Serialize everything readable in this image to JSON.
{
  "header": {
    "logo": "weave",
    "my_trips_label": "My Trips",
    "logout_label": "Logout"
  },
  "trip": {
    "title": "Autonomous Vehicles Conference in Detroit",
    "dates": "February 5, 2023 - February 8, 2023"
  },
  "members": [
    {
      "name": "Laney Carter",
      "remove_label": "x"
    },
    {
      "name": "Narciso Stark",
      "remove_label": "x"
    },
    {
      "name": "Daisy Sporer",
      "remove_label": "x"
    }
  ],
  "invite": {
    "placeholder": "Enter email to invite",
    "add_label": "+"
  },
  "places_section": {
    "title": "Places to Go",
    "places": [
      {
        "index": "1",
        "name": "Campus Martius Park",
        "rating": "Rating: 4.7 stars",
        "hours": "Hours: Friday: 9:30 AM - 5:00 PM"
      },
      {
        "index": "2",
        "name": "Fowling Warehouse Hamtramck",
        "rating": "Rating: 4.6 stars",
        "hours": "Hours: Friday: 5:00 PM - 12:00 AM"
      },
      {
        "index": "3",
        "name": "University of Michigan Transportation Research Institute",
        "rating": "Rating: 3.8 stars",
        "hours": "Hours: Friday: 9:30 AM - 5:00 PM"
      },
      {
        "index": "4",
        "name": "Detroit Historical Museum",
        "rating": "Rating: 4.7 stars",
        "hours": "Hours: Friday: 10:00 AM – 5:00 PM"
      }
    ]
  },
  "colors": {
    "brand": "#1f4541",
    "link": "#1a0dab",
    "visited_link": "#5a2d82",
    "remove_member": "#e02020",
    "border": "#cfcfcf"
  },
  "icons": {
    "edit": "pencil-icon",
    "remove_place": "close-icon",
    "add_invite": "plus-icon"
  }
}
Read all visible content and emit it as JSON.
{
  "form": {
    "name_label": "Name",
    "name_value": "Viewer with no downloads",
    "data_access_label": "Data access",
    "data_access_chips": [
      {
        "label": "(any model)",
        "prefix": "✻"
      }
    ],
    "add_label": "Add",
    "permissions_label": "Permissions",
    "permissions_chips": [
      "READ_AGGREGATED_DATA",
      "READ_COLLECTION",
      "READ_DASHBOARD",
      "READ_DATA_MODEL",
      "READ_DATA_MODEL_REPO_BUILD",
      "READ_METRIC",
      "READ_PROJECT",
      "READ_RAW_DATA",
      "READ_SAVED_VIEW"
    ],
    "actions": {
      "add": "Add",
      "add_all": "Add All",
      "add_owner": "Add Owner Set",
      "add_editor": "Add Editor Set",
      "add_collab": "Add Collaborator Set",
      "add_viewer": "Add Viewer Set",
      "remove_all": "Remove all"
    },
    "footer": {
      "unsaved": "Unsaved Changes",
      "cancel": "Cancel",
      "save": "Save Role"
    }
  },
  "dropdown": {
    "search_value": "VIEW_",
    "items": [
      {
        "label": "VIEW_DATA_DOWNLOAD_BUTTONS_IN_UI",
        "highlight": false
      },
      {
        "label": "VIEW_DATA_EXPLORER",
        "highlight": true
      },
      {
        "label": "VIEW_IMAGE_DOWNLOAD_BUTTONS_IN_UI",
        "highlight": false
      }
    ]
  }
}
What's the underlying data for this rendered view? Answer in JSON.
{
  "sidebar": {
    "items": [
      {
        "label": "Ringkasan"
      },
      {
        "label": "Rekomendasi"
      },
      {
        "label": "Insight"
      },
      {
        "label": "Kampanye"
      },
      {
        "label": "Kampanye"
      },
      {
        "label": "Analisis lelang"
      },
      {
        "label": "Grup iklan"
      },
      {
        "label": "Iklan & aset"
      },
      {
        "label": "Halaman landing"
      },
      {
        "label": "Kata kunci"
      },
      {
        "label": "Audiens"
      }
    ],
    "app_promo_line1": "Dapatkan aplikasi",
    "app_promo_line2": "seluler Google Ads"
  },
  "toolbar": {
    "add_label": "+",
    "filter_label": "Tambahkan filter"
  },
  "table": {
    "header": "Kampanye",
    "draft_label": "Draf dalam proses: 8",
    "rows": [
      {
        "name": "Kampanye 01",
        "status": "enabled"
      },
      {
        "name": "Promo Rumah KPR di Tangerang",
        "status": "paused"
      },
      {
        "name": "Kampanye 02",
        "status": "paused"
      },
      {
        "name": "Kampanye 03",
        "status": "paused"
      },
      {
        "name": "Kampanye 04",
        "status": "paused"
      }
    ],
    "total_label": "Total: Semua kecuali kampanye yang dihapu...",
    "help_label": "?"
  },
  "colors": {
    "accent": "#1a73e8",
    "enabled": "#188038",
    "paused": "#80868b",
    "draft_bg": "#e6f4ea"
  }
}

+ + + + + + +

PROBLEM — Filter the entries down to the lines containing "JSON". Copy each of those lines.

SOLVED EXERCISE —
Serialize everything readable in this image to JSON.
Read all visible content and emit it as JSON.
What's the underlying data for this rendered view? Answer in JSON.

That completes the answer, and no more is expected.